Scan the lines below for "Total" and copy the matches.

[Given data Boundary: Start]

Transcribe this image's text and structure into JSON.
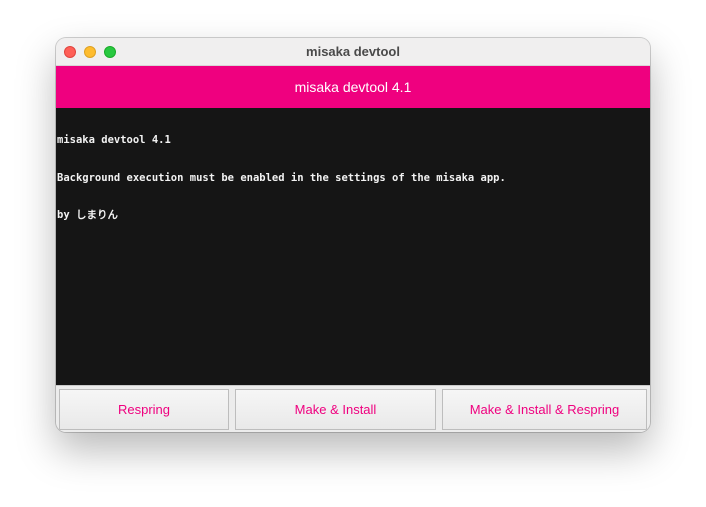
{
  "window": {
    "title": "misaka devtool"
  },
  "header": {
    "title": "misaka devtool 4.1",
    "color": "#ef007f"
  },
  "console": {
    "lines": [
      "misaka devtool 4.1",
      "Background execution must be enabled in the settings of the misaka app.",
      "by しまりん"
    ]
  },
  "buttons": {
    "respring": "Respring",
    "make_install": "Make & Install",
    "make_install_respring": "Make & Install & Respring"
  }
}
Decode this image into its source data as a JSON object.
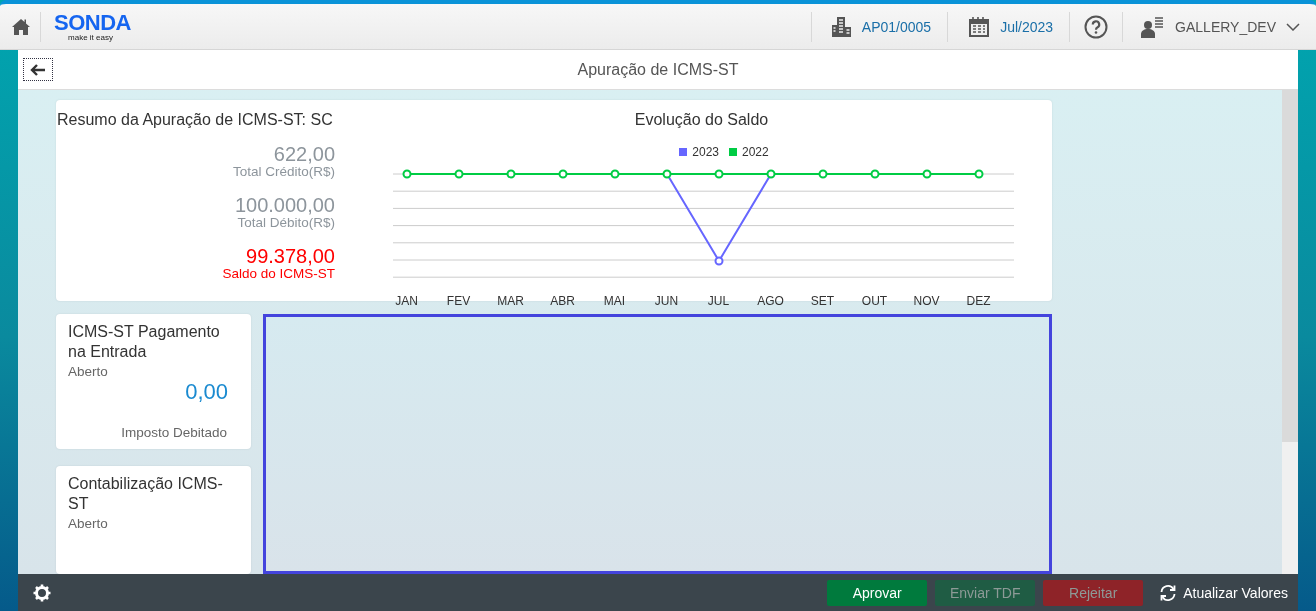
{
  "header": {
    "logo": "SONDA",
    "tagline": "make it easy",
    "company": "AP01/0005",
    "period": "Jul/2023",
    "user": "GALLERY_DEV"
  },
  "page": {
    "title": "Apuração de ICMS-ST"
  },
  "summary": {
    "title": "Resumo da Apuração de ICMS-ST: SC",
    "figures": [
      {
        "value": "622,00",
        "label": "Total Crédito(R$)",
        "kind": "neutral"
      },
      {
        "value": "100.000,00",
        "label": "Total Débito(R$)",
        "kind": "neutral"
      },
      {
        "value": "99.378,00",
        "label": "Saldo do ICMS-ST",
        "kind": "negative"
      }
    ]
  },
  "chart": {
    "title": "Evolução do Saldo",
    "legend": [
      {
        "label": "2023",
        "color": "#6666ff"
      },
      {
        "label": "2022",
        "color": "#00cc44"
      }
    ],
    "months": [
      "JAN",
      "FEV",
      "MAR",
      "ABR",
      "MAI",
      "JUN",
      "JUL",
      "AGO",
      "SET",
      "OUT",
      "NOV",
      "DEZ"
    ]
  },
  "tiles": [
    {
      "title": "ICMS-ST Pagamento na Entrada",
      "status": "Aberto",
      "value": "0,00",
      "caption": "Imposto Debitado"
    },
    {
      "title": "Contabilização ICMS-ST",
      "status": "Aberto"
    }
  ],
  "footer": {
    "buttons": [
      {
        "label": "Aprovar",
        "kind": "approve",
        "disabled": false
      },
      {
        "label": "Enviar TDF",
        "kind": "send",
        "disabled": true
      },
      {
        "label": "Rejeitar",
        "kind": "reject",
        "disabled": true
      }
    ],
    "refresh": "Atualizar Valores"
  }
}
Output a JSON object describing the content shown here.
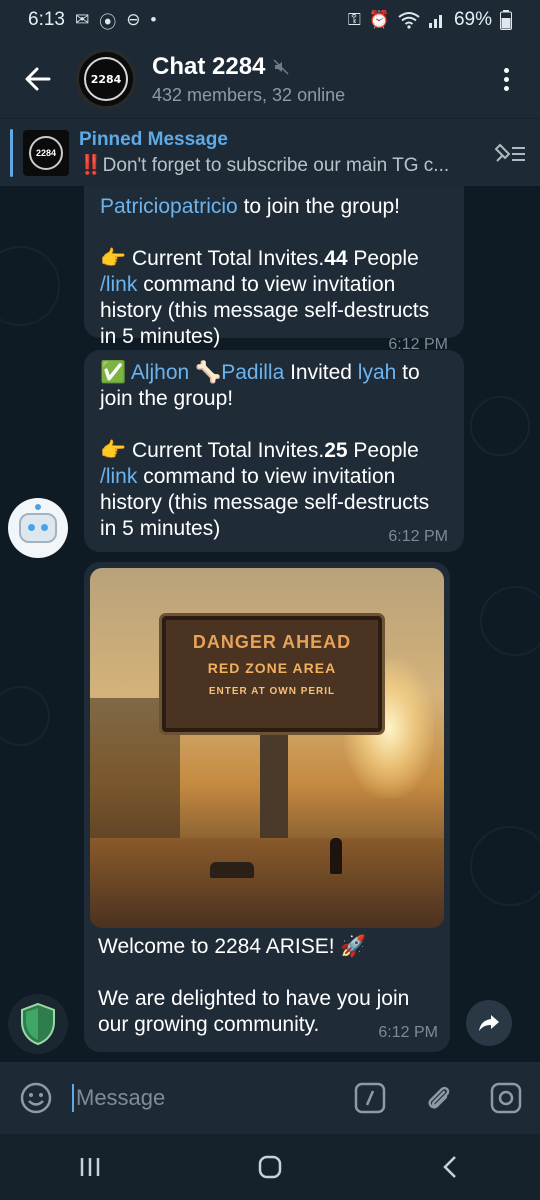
{
  "status_bar": {
    "time": "6:13",
    "battery": "69%"
  },
  "header": {
    "title": "Chat 2284",
    "subtitle": "432 members, 32 online",
    "avatar_text": "2284"
  },
  "pinned": {
    "title": "Pinned Message",
    "body": "‼️Don't forget to subscribe our main TG c...",
    "thumb_text": "2284"
  },
  "messages": {
    "m1": {
      "line1_link": "Patriciopatricio",
      "line1_rest": " to join the group!",
      "invites_prefix": "👉 Current Total Invites.",
      "invites_count": "44",
      "invites_suffix": " People",
      "link_cmd": "/link",
      "cmd_rest": " command to view invitation history (this message self-destructs in 5 minutes)",
      "time": "6:12 PM"
    },
    "m2": {
      "check": "✅",
      "inviter": "Aljhon 🦴Padilla",
      "invited_word": " Invited ",
      "invitee": "lyah",
      "rest": " to join the group!",
      "invites_prefix": "👉 Current Total Invites.",
      "invites_count": "25",
      "invites_suffix": " People",
      "link_cmd": "/link",
      "cmd_rest": " command to view invitation history (this message self-destructs in 5 minutes)",
      "time": "6:12 PM"
    },
    "m3": {
      "image_text_1": "DANGER AHEAD",
      "image_text_2": "RED ZONE AREA",
      "image_text_3": "ENTER AT OWN PERIL",
      "caption_1": "Welcome to 2284 ARISE! 🚀",
      "caption_2": "We are delighted to have you join our growing community.",
      "time": "6:12 PM"
    }
  },
  "composer": {
    "placeholder": "Message"
  },
  "colors": {
    "accent": "#5ea9e6",
    "bubble": "#1f2c37",
    "background": "#0f1b24",
    "header": "#1d2a35"
  }
}
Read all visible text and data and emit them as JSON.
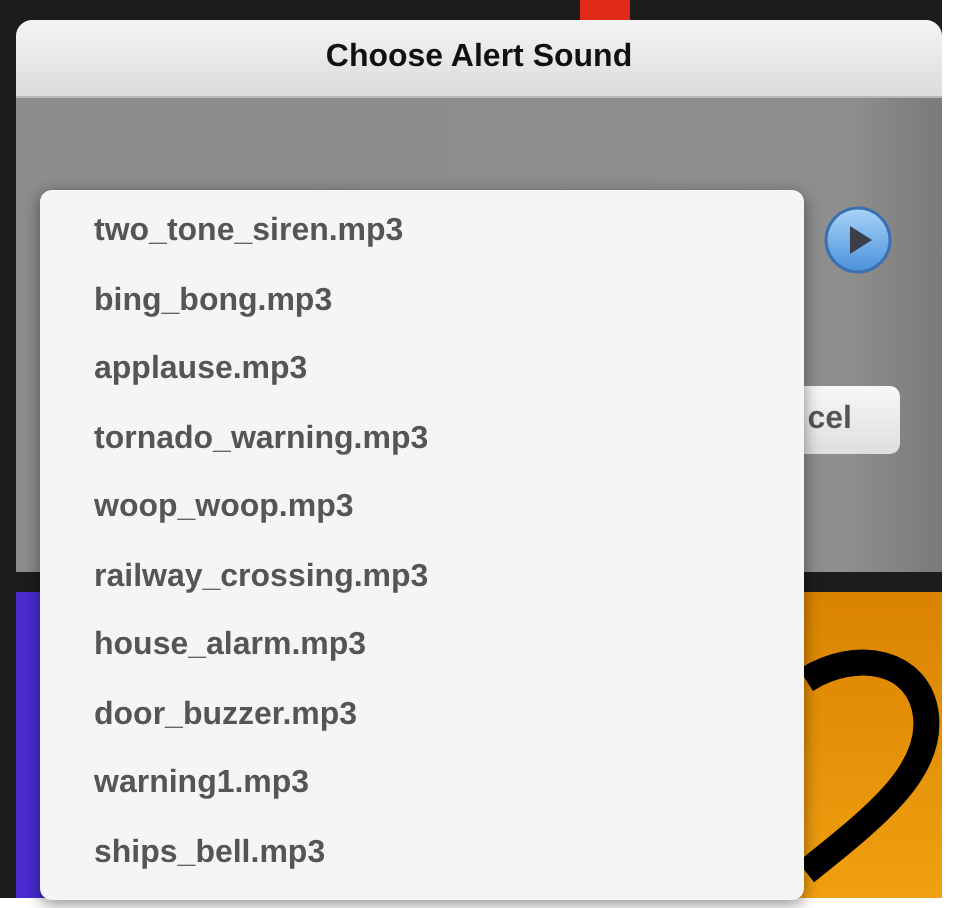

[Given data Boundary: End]

--- Finished task ---
        "label": "Total Crédito(R$)",
        "label": "Total Débito(R$)",
      "invites_prefix": "👉 Current Total Invites.",
      "invites_prefix": "👉 Current Total Invites.",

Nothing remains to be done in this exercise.